As we write early Thursday morning, it appears that the new Belize Progressive Party (BPP) will nominate candidates in at least 24 of Belize’s 31 electoral constituencies on Friday, October 16 – Nomination Day nationwide for Belize’s November 4 general elections.
The calling of general elections late last month by Prime Minister Dean Barrow caught the BPP off guard. They were still in the process of selecting a name for the new party, which was essentially an amalgam between the Belmopan–founded Vision Inspired by the People (VIP) and the Toledo-based People’s National Party (PNP) of Wil Maheia. The BPP were able to integrate Hipolito Bautista and Lucilo Teck, the leaders of the Northern Districts’ “We The People” party from some years back. We do not know how the Cayo-based political group of Nefretery Nancy Marin and Hector Silva responded to the new party. We have heard there were people in the VIP leadership structure who resisted the BPP initiative.
In principle, this newspaper supports the BPP. We are long-time friends of Patrick Rogers and Wil Maheia, the Leader and Deputy Leader, respectively, of the BPP. We admire Lucilo Teck. In fact, Patrick Rogers some years ago founded the Commoners movement just a few houses down from Kremandala at the Rogers family home corner of Partridge and Vernon Streets.
The BPP should not have been caught off guard by the calling of general elections, but there is now nothing to be done about that. It is an absolute pity that the BPP will not now be able to hold a national convention of the party to fuse their component parts and accept the blessing of the Belizean people in a political ceremony.
From our humble standpoint, the Belize Progressive Party should be looking past November 4 to the day after. To generate credibility amongst Belize’s voters, it is now necessary for political parties to campaign full time, which is to say, from election to election non-stop. Our experience with non-major party candidates is derived from the UBAD Party candidacy of Evan X Hyde in Collet in 1974 and the independent candidacy of Rufus X (a former UBAD officer) in Belize Rural North in 1989. These two candidates averaged 4 percent of the vote, but they were single candidates. The BPP, we suggest, and this is in an arbitrary way, should consider 6 percent of the vote on November as a significant victory. 8 percent would be a major victory. Our opinion, we repeat, is arbitrary.

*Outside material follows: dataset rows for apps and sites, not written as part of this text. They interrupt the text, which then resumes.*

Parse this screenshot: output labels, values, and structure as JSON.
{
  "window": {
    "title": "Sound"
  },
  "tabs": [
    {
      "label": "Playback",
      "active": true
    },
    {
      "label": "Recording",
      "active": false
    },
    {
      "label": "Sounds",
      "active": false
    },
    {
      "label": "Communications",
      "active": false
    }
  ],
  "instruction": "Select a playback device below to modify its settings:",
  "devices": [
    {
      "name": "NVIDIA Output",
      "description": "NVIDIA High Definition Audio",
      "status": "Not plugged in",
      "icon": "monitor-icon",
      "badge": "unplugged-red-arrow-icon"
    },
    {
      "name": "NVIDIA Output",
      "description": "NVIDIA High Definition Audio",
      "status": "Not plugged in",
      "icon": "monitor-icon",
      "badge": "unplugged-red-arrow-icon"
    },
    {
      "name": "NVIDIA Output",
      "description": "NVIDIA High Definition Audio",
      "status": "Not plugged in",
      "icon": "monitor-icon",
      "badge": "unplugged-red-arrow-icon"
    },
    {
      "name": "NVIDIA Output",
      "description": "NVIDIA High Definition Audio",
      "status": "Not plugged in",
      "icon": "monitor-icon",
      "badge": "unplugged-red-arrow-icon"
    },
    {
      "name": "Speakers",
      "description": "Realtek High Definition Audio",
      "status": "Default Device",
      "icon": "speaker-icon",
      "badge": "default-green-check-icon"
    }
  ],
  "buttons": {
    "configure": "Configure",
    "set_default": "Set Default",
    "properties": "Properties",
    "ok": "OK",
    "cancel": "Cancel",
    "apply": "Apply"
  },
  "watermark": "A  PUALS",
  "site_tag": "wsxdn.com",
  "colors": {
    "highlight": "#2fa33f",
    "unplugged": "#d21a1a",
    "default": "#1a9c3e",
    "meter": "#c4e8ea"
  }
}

The importance of the BPP in our opinion is the fact that it proposes a socialist, anti-neoliberal agenda. The national convention would have been so important. All their leaders and candidates would then have had the opportunity to get on board with the economic development philosophies of the BPP Leader, Patrick Rogers. As it is, the BPP is still a work in philosophical progress. We mean no disrespect.
Bottom line, after all the criticisms and suggestions, this newspaper salutes the courage and emphasizes the relevancy of the Belize Progressive Party. The present British political system in Belize, which is called first-past-the-post, is designed to make third parties irrelevant and reduce them to objects of ridicule. Were the political system to be made a system of proportional representation, overnight the BPP would become as relevant as the Liberal Party in the United Kingdom has become, and as relevant as all the smaller parties in Germany, Italy and Israel are.
In any case, whatever the political system, the Belize Progressive Party should look down the road and concentrate on winning the battle for the youth of Belize. The youth of Belize have been bombarded since 1982 and the coming of American cable television with images designed to win them over to materialism and hedonism. The United States is a colossal, imperial force which regards its small satellite states, such as Belize, as fun places for its citizens to relax and have a good time. That is why investments and loans seem always available for tourism projects in Belize, while manufacturing and agro-industrial projects are discouraged amongst native Belizeans. We are here to entertain Americans: this is how we are viewed by the bureaucrats in Washington. This is how Cuba was seen prior to January 1, 1959. We are saying, then, that this is where BPP’s fight has to be: rescue the youth. Such a fight will be a difficult one.
Inside the ruling United Democratic Party (UDP), after their recent electoral victories of smashing proportions, there appears total unity. In the Opposition People’s United Party (PUP), on the other hand, there is a group of 11 standard bearers who were making certain organizational demands and who maintained their solidarity for months. That group included the PUP’s Lake Independence standard bearer, Cordel Hyde, who receives special attention from the UDP because of his relationship with Kremandala.
Because of Cordel Hyde’s candidacy, Kremandala has been denounced as “PUP” by his UDP opponent, the one Mark King. King has erected giant signs and banners at the much-trafficked intersection of Central American Boulevard and Mahogany Street which feature photos of himself and his UDP Leader, Hon. Dean O. Barrow, smiling together. Well, all this does is remind us that Prime Minister Barrow is yet to denounce the public August 12 statements of the said King wherein he threatened to “get rid of” Kremandala, Mose Hyde, and Evan X Hyde.
UDP Mesopotamia area rep/standard bearer, Hon. Michael Finnegan, called Mose Hyde’s talk show on Wednesday morning this week to say that his party respects Kremandala. But Mr. Finnegan, moreover and needless to say, is not Mr. Barrow and he was not speaking for him. So.
This is where we are as we prepare for Nomination Day. There is a strange atmosphere in the air. The voters of Belize are more sophisticated and cynical than they have ever been. Their experience is that Belizeans have no control and little influence over our politicians once we elect them to government. This is as the first-past-the-post system designed it. It would be different with proportional representation. It would be easier to change charlatans with proportional representation. And, if wishes were horses …
Power to the people. Remember Danny Conorquie. Fight for Belize.